- J Dermatol 2014 Nov; 41(11):974-80.
The ratio of the elderly among psoriasis patients has been increasing. However, satisfactory long-term management of psoriasis for the elderly is challenging because of the more frequent presence of comorbidities, and the higher risk of adverse events from systemic therapeutic agents than younger patients. The use of ustekinumab (UST) appears to be an appropriate systemic treatment because it is considered less likely to cause adverse events than other systemic treatments, as well as necessitating fewer hospital visits. Our retrospective study aimed to evaluate the efficacy and safety profile of UST in elderly patients with psoriasis. The study included 24 patients aged over 65 years (range, 65-88 years; mean, 73.1 years) with moderate to severe plaque psoriasis with impaired quality of life. Efficacy and safety were assessed over a 1-year period using the Psoriasis Area and Severity Index (PASI) and the Dermatology Live Quality Index (DLQI). The efficacy was evaluated by the proportion of subjects who achieved ≥75% reduction in PASI score (PASI 75). PASI 75 responses were 56.5% at week 16, 59.1% at week 28, and 60.0% at week 52. None of the patients developed any serious infection during the 1-year treatment. The mean DLQI score at weeks 0, 16, 28, and 52 was 7.8 ± 6.0, 2.5 ± 3.4, 1.4 ± 1.7, and 1.2 ± 1.7, respectively. UST showed sufficient efficacy for elderly patients with psoriasis without any serious infection over the 1-year treatment. Our results suggest that UST is the preferable agent for the treatment of elderly patients with psoriasis.
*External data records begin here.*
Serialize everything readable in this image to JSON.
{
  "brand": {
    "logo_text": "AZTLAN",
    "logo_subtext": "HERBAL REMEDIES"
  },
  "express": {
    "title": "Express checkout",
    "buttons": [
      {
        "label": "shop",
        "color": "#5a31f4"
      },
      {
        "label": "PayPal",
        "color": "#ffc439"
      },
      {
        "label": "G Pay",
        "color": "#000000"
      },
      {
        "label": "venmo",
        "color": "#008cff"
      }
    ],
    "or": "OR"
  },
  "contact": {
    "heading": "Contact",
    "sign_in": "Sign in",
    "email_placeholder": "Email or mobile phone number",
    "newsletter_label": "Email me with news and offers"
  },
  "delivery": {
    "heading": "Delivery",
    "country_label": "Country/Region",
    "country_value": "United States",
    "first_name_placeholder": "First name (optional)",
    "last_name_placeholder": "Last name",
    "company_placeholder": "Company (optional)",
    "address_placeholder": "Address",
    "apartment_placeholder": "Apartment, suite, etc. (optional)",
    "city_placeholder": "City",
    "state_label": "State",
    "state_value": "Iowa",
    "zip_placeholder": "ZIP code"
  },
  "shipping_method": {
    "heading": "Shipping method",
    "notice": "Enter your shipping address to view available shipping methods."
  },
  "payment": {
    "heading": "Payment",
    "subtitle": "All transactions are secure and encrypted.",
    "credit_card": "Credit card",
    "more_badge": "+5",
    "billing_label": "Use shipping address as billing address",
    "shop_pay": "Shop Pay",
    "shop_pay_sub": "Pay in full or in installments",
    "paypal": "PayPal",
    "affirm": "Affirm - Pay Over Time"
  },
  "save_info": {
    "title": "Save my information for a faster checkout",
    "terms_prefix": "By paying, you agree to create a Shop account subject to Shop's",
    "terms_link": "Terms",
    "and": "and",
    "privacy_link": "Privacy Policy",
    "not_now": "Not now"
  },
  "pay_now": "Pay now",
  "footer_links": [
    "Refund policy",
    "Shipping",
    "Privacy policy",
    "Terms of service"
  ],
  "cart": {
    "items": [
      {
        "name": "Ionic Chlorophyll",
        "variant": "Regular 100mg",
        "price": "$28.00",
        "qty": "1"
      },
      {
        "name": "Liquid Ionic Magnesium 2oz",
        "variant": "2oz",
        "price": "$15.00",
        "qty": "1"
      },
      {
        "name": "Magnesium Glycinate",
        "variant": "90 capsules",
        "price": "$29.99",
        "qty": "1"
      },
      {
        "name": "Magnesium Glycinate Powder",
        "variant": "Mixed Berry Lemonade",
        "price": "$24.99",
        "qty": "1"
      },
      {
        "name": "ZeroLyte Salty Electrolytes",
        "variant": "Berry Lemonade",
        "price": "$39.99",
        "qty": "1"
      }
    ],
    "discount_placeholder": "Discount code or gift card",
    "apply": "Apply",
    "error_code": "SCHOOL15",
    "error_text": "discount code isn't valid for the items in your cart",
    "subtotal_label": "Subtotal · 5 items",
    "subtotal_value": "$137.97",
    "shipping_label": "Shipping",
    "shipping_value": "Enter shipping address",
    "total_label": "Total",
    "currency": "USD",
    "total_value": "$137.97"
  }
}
- Grading criteria for disease severity by pemphigus disease area index. [Journal Article]
- J Dermatol 2014 Nov; 41(11):969-73.
Pemphigus is a group of autoimmune blistering diseases that affect the skin and mucous membranes. A reliable and accurate disease severity tool to assess pemphigus severity is crucial for managing pemphigus and for clinical trials. The purpose of this study was to compare the pemphigus disease area index activity score (PDAI), the Japanese pemphigus disease severity score (JPDSS) and the physician's subjective impression, and also to find appropriate severity grading cut-offs for the PDAI. We also evaluated the correlation between PDAI activity score and the JPDSS. Thirty-seven pemphigus patients and 110 assessments were analyzed in this study. The optimal points of pemphigus disease severity score in PDAI were: mild (0-8), moderate (9-24) and severe (≥25). In mild or moderate cases, the JPDSS was well correlated with the PDAI, but in severe cases the JPDSS reached a plateau at a PDAI score of approximately 30. The PDAI evaluates disease severity more accurately than the JPDSS, particularly in severe cases. The PDAI is not only a useful tool to measure the extent of cutaneous lesions, but also an excellent scoring system for evaluating pemphigus disease severity.